▶

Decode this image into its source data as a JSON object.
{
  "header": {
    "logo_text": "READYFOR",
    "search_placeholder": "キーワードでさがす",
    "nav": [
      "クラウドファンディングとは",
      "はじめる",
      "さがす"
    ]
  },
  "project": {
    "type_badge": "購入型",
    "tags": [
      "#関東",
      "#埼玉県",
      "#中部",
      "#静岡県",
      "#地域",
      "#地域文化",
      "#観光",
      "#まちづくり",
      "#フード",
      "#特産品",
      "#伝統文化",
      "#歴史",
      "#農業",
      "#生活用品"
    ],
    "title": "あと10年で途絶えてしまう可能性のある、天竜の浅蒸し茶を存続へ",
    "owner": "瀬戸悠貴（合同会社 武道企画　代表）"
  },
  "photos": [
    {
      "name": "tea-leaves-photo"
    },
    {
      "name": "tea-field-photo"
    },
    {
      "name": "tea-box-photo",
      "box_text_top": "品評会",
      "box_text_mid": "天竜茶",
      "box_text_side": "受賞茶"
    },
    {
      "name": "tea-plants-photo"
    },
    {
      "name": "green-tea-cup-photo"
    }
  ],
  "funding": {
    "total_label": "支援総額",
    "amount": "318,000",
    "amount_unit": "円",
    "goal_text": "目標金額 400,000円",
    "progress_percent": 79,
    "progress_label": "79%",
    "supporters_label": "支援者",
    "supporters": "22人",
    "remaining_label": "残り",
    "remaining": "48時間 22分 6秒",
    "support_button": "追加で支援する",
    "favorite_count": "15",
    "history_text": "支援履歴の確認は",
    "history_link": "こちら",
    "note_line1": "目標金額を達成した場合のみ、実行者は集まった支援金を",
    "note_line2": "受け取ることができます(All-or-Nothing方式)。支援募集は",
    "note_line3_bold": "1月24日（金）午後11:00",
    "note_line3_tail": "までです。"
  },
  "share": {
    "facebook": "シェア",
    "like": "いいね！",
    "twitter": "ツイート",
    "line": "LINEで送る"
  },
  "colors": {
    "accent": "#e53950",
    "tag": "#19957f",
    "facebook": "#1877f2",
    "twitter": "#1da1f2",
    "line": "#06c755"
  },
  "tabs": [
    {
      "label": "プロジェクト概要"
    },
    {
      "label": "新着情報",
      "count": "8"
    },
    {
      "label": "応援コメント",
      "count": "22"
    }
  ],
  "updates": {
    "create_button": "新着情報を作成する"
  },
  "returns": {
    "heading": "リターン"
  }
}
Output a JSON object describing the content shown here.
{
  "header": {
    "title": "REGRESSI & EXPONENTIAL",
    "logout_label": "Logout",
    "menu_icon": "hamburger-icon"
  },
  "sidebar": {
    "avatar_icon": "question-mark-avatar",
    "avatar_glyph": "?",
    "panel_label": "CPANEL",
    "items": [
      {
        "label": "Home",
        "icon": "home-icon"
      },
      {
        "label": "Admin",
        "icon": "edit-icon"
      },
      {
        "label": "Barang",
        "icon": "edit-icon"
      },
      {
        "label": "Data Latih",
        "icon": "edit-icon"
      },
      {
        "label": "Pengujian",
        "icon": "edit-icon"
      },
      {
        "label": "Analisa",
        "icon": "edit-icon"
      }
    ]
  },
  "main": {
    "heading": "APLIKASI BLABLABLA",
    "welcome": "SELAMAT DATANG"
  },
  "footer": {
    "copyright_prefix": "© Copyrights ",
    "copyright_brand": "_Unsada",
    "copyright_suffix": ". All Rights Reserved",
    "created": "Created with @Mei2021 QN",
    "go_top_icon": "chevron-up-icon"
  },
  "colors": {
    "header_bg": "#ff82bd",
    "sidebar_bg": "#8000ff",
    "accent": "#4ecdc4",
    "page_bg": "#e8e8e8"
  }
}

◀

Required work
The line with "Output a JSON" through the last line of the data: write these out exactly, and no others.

Written response
Output a JSON object describing the content shown here.
{
  "header": {
    "title": "REGRESSI & EXPONENTIAL",
    "logout_label": "Logout",
    "menu_icon": "hamburger-icon"
  },
  "sidebar": {
    "avatar_icon": "question-mark-avatar",
    "avatar_glyph": "?",
    "panel_label": "CPANEL",
    "items": [
      {
        "label": "Home",
        "icon": "home-icon"
      },
      {
        "label": "Admin",
        "icon": "edit-icon"
      },
      {
        "label": "Barang",
        "icon": "edit-icon"
      },
      {
        "label": "Data Latih",
        "icon": "edit-icon"
      },
      {
        "label": "Pengujian",
        "icon": "edit-icon"
      },
      {
        "label": "Analisa",
        "icon": "edit-icon"
      }
    ]
  },
  "main": {
    "heading": "APLIKASI BLABLABLA",
    "welcome": "SELAMAT DATANG"
  },
  "footer": {
    "copyright_prefix": "© Copyrights ",
    "copyright_brand": "_Unsada",
    "copyright_suffix": ". All Rights Reserved",
    "created": "Created with @Mei2021 QN",
    "go_top_icon": "chevron-up-icon"
  },
  "colors": {
    "header_bg": "#ff82bd",
    "sidebar_bg": "#8000ff",
    "accent": "#4ecdc4",
    "page_bg": "#e8e8e8"
  }
}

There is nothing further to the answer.